*RECORDS TO USE*.
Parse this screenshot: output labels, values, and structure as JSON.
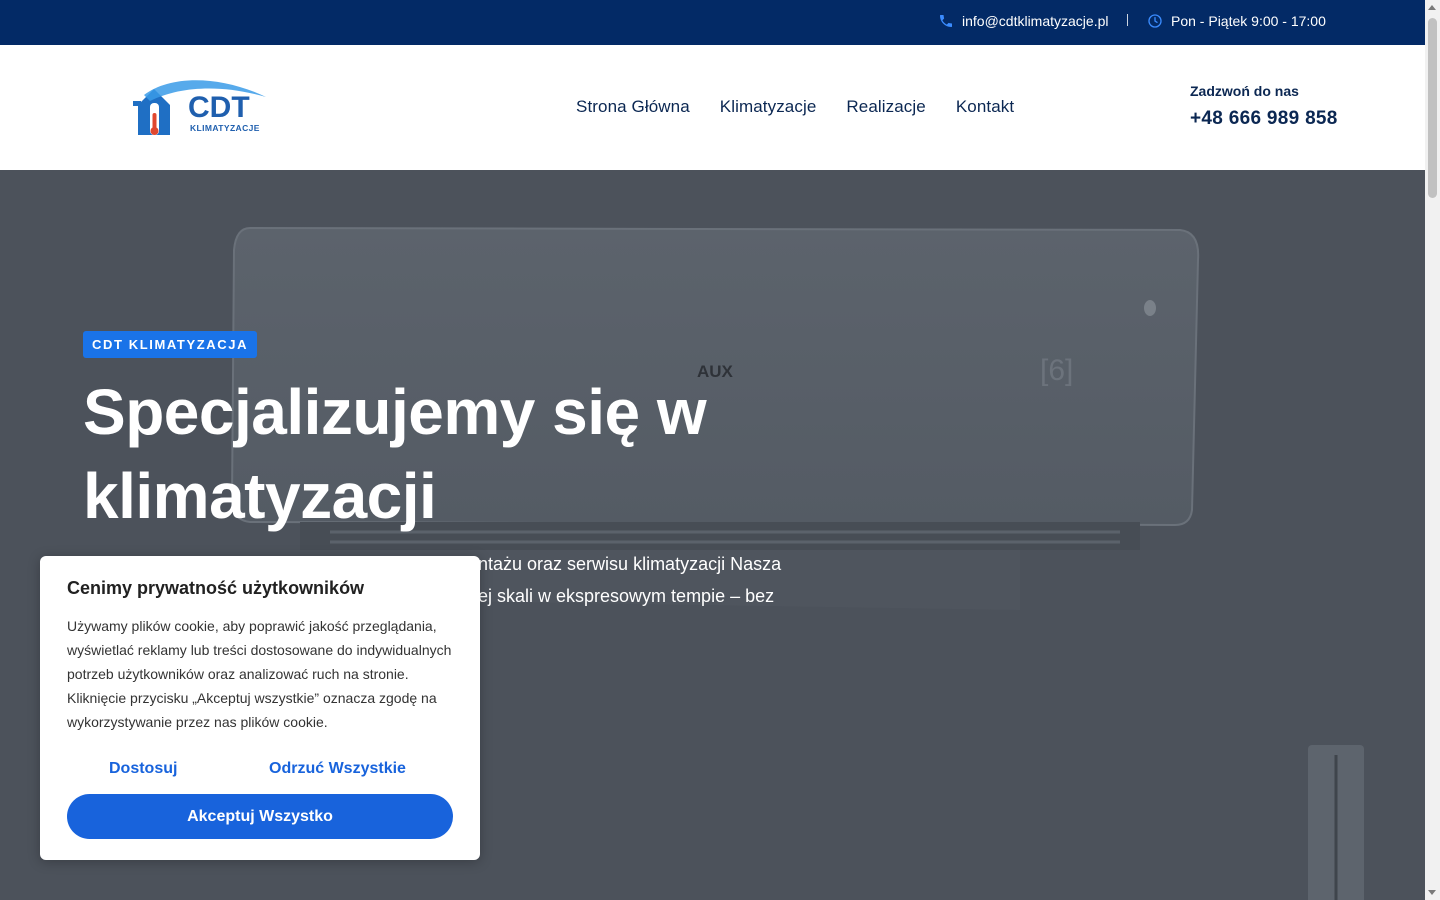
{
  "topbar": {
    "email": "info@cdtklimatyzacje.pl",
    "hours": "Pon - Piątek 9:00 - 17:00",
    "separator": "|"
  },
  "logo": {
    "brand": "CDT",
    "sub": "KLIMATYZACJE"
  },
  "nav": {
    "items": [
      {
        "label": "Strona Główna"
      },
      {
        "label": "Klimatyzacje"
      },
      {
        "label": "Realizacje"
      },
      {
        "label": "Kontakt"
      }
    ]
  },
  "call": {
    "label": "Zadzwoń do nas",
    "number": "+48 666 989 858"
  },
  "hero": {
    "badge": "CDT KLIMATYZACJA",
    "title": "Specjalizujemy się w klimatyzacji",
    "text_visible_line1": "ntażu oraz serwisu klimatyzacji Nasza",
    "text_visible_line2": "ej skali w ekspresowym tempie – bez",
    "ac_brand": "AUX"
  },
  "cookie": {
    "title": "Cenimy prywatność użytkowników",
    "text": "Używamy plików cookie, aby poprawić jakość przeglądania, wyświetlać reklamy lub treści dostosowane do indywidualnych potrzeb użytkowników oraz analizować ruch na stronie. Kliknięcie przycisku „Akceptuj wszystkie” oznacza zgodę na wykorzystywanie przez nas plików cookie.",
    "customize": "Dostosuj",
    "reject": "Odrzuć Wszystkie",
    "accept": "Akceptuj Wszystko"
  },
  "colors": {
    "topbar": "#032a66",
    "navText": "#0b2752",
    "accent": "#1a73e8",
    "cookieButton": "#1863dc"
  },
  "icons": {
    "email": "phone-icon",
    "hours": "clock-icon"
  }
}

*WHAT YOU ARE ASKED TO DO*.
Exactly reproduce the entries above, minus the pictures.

*YOUR RESPONSE*.
Parse this screenshot: output labels, values, and structure as JSON.
{
  "topbar": {
    "email": "info@cdtklimatyzacje.pl",
    "hours": "Pon - Piątek 9:00 - 17:00",
    "separator": "|"
  },
  "logo": {
    "brand": "CDT",
    "sub": "KLIMATYZACJE"
  },
  "nav": {
    "items": [
      {
        "label": "Strona Główna"
      },
      {
        "label": "Klimatyzacje"
      },
      {
        "label": "Realizacje"
      },
      {
        "label": "Kontakt"
      }
    ]
  },
  "call": {
    "label": "Zadzwoń do nas",
    "number": "+48 666 989 858"
  },
  "hero": {
    "badge": "CDT KLIMATYZACJA",
    "title": "Specjalizujemy się w klimatyzacji",
    "text_visible_line1": "ntażu oraz serwisu klimatyzacji Nasza",
    "text_visible_line2": "ej skali w ekspresowym tempie – bez",
    "ac_brand": "AUX"
  },
  "cookie": {
    "title": "Cenimy prywatność użytkowników",
    "text": "Używamy plików cookie, aby poprawić jakość przeglądania, wyświetlać reklamy lub treści dostosowane do indywidualnych potrzeb użytkowników oraz analizować ruch na stronie. Kliknięcie przycisku „Akceptuj wszystkie” oznacza zgodę na wykorzystywanie przez nas plików cookie.",
    "customize": "Dostosuj",
    "reject": "Odrzuć Wszystkie",
    "accept": "Akceptuj Wszystko"
  },
  "colors": {
    "topbar": "#032a66",
    "navText": "#0b2752",
    "accent": "#1a73e8",
    "cookieButton": "#1863dc"
  },
  "icons": {
    "email": "phone-icon",
    "hours": "clock-icon"
  }
}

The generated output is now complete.